The problem - The answer must consist of each line of the records below that contains the string "Continue".

▽

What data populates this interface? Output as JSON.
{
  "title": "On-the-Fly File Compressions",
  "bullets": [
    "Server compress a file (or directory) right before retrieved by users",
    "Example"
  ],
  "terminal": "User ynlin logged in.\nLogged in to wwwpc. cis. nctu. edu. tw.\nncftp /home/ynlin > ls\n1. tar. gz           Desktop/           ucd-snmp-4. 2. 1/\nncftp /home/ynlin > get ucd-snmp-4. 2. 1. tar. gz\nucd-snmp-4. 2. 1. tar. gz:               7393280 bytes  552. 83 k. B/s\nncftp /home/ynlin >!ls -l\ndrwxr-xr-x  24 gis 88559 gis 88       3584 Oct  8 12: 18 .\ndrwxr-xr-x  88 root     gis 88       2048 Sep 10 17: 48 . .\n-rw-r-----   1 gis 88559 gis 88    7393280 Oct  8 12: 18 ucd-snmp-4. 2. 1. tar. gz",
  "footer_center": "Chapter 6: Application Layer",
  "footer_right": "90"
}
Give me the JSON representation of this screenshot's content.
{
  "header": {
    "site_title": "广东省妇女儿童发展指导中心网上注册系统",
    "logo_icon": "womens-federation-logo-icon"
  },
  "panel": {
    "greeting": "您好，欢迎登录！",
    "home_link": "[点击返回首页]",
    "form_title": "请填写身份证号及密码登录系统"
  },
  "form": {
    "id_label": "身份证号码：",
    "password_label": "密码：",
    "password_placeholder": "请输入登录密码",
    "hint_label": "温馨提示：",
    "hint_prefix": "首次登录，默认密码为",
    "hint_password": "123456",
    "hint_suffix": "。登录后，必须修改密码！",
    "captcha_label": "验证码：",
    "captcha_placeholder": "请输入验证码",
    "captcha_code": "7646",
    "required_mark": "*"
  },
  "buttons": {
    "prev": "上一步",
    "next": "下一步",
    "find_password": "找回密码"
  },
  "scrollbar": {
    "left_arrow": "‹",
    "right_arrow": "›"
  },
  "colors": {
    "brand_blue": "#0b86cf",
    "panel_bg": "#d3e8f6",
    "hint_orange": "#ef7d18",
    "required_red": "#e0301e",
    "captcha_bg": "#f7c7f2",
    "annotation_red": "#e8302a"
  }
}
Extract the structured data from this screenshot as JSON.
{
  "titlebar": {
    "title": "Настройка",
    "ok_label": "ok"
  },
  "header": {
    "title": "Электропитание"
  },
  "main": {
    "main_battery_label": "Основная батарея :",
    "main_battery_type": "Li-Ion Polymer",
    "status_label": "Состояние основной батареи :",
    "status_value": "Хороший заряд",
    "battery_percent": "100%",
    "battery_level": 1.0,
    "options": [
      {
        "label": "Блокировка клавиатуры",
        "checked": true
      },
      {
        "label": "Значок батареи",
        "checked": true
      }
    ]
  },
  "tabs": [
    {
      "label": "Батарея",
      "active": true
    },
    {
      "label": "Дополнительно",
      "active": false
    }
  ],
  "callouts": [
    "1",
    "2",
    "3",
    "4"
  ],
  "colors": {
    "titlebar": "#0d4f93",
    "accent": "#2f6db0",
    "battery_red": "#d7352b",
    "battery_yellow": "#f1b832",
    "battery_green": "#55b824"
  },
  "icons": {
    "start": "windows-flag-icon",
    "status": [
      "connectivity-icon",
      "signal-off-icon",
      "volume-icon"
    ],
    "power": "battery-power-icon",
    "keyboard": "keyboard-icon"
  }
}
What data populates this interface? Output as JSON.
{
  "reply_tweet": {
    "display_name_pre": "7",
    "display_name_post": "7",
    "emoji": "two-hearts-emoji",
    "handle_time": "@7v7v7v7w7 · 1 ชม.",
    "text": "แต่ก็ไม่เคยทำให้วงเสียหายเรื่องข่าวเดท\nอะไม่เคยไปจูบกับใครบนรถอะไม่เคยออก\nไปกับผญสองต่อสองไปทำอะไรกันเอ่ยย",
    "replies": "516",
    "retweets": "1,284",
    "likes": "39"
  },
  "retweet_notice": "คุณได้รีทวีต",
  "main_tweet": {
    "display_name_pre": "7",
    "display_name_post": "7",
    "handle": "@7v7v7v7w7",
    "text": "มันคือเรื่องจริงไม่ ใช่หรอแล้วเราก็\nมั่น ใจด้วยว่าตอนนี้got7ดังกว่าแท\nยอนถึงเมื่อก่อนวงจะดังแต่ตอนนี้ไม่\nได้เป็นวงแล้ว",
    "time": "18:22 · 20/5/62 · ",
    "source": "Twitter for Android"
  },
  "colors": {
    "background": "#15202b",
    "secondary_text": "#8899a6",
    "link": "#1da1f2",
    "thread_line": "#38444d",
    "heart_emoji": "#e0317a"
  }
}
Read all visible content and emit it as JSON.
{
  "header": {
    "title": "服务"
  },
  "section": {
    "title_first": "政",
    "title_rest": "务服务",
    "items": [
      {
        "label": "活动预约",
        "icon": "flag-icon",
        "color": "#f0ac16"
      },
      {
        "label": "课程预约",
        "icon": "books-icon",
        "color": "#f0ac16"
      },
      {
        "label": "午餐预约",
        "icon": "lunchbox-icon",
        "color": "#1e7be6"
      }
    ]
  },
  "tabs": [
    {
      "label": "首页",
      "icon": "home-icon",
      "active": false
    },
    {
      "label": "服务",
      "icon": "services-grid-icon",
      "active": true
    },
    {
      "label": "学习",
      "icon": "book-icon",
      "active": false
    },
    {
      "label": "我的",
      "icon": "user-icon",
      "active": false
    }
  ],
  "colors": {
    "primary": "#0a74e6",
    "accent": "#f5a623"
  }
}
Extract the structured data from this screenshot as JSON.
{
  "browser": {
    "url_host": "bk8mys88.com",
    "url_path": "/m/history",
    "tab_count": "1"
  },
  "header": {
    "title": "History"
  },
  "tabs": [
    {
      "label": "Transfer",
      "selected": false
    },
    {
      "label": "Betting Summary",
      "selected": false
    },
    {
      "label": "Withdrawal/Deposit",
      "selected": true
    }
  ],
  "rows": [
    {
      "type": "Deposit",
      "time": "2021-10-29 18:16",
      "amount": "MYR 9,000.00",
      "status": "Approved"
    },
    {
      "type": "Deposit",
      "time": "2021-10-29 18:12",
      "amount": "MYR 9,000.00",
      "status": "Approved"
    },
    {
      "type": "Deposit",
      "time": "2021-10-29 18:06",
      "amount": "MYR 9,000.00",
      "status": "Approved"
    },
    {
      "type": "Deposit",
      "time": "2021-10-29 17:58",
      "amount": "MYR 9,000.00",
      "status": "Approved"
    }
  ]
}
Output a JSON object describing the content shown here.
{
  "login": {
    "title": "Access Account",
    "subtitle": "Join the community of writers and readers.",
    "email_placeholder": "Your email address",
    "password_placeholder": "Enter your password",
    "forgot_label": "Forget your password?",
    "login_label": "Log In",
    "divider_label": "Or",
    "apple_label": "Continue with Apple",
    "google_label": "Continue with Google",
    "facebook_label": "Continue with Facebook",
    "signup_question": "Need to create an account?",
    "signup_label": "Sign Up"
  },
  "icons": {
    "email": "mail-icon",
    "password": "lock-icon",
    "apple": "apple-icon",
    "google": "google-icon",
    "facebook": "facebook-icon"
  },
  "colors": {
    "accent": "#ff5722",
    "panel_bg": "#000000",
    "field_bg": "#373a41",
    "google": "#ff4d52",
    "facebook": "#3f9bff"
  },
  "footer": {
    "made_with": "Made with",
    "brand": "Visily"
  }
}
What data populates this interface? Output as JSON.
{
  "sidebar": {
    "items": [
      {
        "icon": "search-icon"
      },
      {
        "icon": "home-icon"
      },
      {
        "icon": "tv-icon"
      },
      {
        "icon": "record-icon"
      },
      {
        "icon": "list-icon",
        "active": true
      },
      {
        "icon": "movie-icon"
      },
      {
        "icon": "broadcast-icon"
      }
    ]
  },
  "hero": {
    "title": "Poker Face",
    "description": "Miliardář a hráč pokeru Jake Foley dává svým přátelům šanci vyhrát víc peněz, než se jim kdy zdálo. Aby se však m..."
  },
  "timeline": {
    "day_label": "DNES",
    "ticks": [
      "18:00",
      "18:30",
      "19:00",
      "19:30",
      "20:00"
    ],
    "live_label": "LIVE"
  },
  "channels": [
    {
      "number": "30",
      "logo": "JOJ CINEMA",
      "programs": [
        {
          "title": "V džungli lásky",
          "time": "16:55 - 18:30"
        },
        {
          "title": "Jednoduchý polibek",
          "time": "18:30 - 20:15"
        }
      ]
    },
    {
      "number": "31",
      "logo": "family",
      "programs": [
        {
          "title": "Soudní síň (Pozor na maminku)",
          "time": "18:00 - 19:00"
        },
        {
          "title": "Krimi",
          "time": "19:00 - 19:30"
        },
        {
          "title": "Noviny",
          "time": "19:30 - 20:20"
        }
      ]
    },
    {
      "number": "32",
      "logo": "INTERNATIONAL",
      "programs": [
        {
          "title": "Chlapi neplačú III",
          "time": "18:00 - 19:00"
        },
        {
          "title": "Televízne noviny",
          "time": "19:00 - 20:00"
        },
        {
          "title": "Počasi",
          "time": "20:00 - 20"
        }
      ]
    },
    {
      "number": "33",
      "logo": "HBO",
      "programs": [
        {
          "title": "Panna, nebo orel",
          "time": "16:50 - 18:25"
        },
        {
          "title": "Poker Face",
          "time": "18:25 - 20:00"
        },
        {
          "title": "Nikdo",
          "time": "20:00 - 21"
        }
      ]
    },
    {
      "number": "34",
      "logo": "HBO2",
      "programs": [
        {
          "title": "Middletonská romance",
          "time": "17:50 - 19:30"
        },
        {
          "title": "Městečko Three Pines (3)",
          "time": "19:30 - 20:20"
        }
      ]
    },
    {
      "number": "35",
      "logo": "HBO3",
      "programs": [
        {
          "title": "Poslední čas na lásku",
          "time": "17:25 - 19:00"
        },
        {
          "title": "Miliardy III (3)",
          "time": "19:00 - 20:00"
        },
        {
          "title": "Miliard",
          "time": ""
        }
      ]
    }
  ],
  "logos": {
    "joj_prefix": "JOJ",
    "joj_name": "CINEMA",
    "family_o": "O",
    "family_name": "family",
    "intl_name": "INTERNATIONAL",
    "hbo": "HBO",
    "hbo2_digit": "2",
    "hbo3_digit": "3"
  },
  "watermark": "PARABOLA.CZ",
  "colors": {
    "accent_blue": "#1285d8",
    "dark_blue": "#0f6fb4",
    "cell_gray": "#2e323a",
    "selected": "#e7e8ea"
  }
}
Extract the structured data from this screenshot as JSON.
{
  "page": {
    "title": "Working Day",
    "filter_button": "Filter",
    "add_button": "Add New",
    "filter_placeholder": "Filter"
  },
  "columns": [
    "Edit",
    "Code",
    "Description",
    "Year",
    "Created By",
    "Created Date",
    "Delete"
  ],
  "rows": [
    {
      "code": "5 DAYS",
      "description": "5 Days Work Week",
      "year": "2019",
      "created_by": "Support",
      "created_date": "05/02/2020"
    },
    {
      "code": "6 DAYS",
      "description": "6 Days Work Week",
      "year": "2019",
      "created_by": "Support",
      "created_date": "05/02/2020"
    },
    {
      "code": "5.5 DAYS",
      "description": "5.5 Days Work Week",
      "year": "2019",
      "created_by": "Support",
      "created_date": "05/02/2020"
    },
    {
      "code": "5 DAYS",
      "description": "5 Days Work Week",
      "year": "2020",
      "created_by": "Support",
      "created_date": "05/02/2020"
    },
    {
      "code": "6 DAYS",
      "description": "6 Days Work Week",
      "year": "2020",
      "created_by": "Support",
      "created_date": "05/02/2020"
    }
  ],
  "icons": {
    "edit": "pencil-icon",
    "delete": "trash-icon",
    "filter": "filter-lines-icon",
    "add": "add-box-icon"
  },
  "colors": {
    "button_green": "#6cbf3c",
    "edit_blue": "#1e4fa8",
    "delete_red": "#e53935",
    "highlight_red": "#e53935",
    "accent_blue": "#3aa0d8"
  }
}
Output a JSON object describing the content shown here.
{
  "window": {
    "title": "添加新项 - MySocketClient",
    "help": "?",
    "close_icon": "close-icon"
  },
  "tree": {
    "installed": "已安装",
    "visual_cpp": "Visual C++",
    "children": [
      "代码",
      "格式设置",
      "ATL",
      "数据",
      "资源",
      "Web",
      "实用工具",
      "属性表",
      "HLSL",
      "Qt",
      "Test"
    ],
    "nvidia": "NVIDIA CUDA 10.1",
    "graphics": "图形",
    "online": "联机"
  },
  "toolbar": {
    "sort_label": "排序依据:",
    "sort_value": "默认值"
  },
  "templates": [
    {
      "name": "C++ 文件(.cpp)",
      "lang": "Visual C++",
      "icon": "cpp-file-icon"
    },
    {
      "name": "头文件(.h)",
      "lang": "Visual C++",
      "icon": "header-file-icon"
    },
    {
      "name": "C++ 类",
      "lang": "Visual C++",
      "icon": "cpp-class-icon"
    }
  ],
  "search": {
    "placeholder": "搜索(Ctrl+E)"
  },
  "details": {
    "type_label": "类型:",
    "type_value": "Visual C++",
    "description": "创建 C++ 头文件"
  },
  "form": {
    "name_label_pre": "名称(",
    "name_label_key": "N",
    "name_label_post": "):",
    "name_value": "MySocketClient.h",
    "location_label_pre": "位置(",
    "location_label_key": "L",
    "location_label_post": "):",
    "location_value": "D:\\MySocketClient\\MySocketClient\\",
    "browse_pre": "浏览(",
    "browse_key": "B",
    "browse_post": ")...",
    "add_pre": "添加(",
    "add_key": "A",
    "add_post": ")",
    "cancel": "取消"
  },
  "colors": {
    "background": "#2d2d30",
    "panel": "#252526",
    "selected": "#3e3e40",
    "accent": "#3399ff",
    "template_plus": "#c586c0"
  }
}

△

The answer -
    "apple_label": "Continue with Apple",
    "google_label": "Continue with Google",
    "facebook_label": "Continue with Facebook",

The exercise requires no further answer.